=== WORK ITEM ===
Reply solely with the number of lines, in the records underneath, that include the word "фотках".

DATA SHOWN START

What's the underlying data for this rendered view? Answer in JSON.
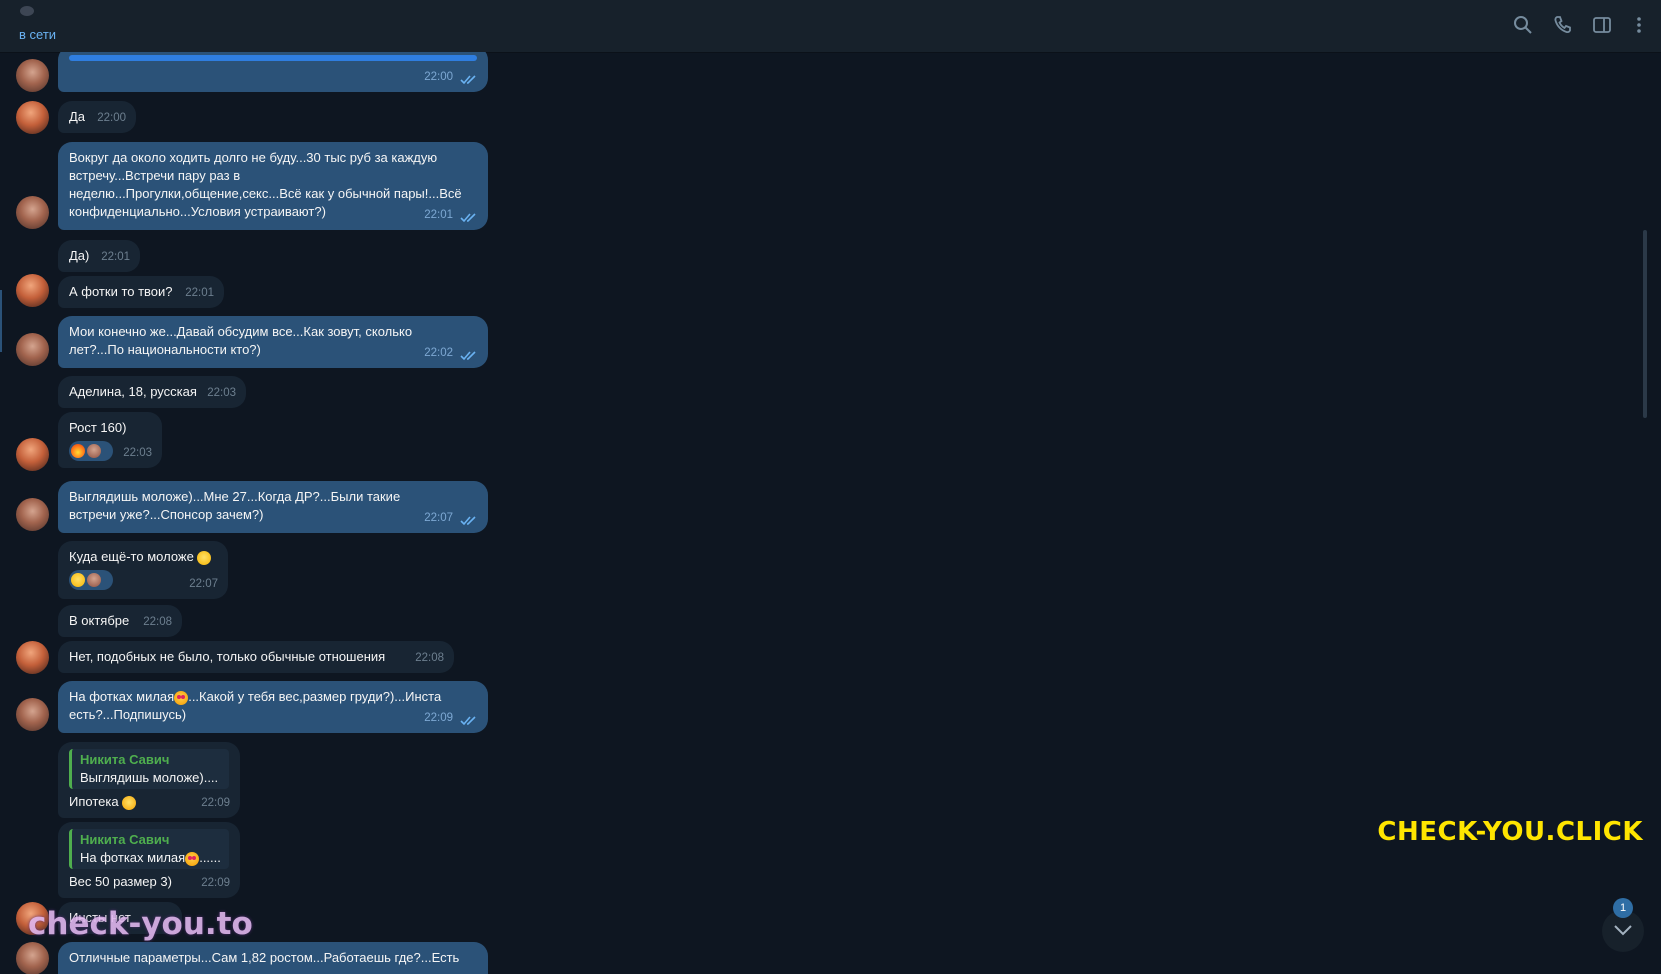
{
  "header": {
    "status": "в сети",
    "icons": [
      "search-icon",
      "phone-icon",
      "sidebar-toggle-icon",
      "more-icon"
    ]
  },
  "messages": [
    {
      "dir": "out",
      "time": "22:00",
      "text": ""
    },
    {
      "dir": "in",
      "time": "22:00",
      "text": "Да"
    },
    {
      "dir": "out",
      "time": "22:01",
      "text": "Вокруг да около ходить долго не буду...30 тыс руб за каждую встречу...Встречи пару раз в неделю...Прогулки,общение,секс...Всё как у обычной пары!...Всё конфиденциально...Условия устраивают?)"
    },
    {
      "dir": "in",
      "time": "22:01",
      "text": "Да)"
    },
    {
      "dir": "in",
      "time": "22:01",
      "text": "А фотки то твои?"
    },
    {
      "dir": "out",
      "time": "22:02",
      "text": "Мои конечно же...Давай обсудим все...Как зовут, сколько лет?...По национальности кто?)"
    },
    {
      "dir": "in",
      "time": "22:03",
      "text": "Аделина, 18, русская"
    },
    {
      "dir": "in",
      "time": "22:03",
      "text": "Рост 160)",
      "reaction": "fire"
    },
    {
      "dir": "out",
      "time": "22:07",
      "text": "Выглядишь моложе)...Мне 27...Когда ДР?...Были такие встречи уже?...Спонсор зачем?)"
    },
    {
      "dir": "in",
      "time": "22:07",
      "text": "Куда ещё-то моложе",
      "reaction": "grin"
    },
    {
      "dir": "in",
      "time": "22:08",
      "text": "В октябре"
    },
    {
      "dir": "in",
      "time": "22:08",
      "text": "Нет, подобных не было, только обычные отношения"
    },
    {
      "dir": "out",
      "time": "22:09",
      "text": "На фотках милая",
      "text2": "...Какой у тебя вес,размер груди?)...Инста есть?...Подпишусь)"
    },
    {
      "dir": "in",
      "time": "22:09",
      "reply_name": "Никита Савич",
      "reply_text": "Выглядишь моложе)....",
      "text": "Ипотека"
    },
    {
      "dir": "in",
      "time": "22:09",
      "reply_name": "Никита Савич",
      "reply_text": "На фотках милая",
      "reply_text2": "......",
      "text": "Вес 50 размер 3)"
    },
    {
      "dir": "in",
      "time": "",
      "text": "Инсты нет"
    },
    {
      "dir": "out",
      "time": "",
      "text": "Отличные параметры...Сам 1,82 ростом...Работаешь где?...Есть"
    }
  ],
  "watermarks": {
    "top": "CHECK-YOU.CLICK",
    "bottom": "check-you.to"
  },
  "scroll_button": {
    "unread": "1"
  },
  "colors": {
    "bg": "#0e1621",
    "out_bubble": "#2b5278",
    "in_bubble": "#182533",
    "accent": "#6ab2f2",
    "reply_name": "#4fae4e"
  }
}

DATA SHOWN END

=== RESPONSE AREA ===
2